Go through the entries below and count the lines holding the word "Wonder". Reply with only the number, please.

[Opening Input section]

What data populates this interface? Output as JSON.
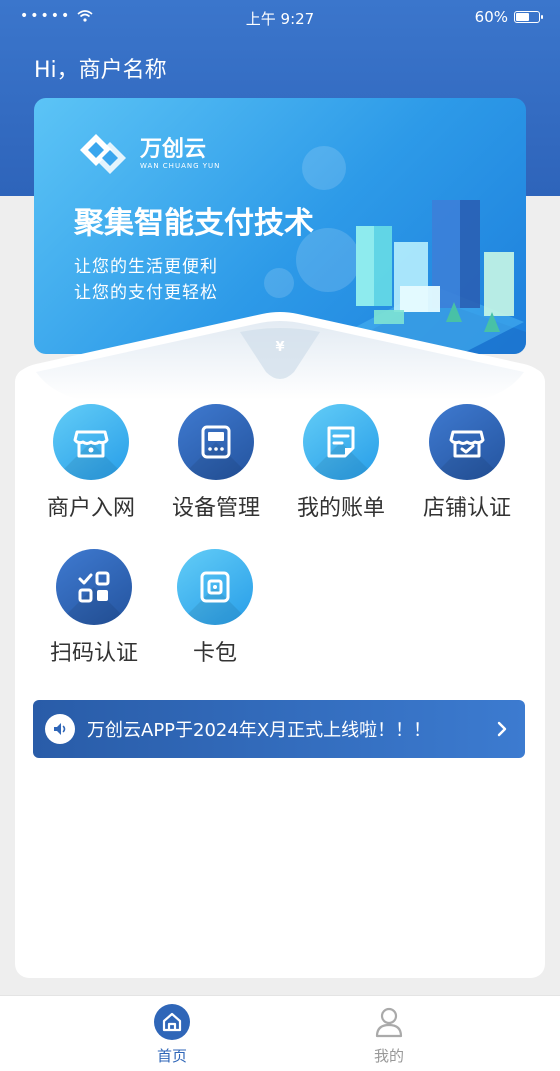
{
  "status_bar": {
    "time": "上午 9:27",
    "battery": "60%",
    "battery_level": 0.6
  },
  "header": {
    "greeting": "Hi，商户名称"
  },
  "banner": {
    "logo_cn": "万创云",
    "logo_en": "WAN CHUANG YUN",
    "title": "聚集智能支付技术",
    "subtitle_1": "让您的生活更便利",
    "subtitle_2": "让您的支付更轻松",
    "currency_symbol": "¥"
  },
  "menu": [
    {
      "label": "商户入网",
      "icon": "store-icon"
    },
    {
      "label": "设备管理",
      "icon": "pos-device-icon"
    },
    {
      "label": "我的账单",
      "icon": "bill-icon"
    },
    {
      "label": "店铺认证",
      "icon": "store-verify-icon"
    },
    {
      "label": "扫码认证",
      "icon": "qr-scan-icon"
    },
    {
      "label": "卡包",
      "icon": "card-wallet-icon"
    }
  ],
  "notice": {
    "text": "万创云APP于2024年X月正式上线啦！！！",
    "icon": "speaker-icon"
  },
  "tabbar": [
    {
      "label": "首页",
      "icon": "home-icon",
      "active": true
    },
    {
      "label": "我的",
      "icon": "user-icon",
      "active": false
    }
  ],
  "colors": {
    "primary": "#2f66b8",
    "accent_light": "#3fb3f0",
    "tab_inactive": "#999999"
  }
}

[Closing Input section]
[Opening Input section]

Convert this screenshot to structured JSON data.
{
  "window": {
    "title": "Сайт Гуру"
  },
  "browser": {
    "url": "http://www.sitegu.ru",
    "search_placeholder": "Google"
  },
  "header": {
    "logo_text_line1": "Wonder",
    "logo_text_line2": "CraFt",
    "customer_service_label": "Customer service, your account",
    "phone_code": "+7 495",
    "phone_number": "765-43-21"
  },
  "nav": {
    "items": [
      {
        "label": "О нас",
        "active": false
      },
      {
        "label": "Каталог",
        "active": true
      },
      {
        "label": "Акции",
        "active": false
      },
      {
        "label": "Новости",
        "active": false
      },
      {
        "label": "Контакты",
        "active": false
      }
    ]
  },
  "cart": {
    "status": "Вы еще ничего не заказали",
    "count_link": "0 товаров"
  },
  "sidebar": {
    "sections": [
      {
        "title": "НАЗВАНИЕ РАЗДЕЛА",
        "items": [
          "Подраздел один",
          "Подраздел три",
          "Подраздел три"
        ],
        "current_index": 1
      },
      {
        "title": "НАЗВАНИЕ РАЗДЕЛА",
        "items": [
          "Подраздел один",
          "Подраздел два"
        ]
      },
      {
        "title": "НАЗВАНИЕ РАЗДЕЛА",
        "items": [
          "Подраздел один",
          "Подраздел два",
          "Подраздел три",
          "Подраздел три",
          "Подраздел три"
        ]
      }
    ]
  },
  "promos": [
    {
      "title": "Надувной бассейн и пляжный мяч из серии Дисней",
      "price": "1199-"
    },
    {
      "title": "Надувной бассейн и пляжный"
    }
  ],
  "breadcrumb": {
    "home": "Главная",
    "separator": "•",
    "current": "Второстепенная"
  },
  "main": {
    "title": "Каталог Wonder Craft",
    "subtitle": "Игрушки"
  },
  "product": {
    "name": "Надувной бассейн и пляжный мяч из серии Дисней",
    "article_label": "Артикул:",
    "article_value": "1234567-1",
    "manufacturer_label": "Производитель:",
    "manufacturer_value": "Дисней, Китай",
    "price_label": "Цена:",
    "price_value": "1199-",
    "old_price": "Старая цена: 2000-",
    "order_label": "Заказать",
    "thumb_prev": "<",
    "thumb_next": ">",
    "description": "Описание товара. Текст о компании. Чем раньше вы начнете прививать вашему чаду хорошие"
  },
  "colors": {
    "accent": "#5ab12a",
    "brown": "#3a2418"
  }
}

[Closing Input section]

• _Response area_
2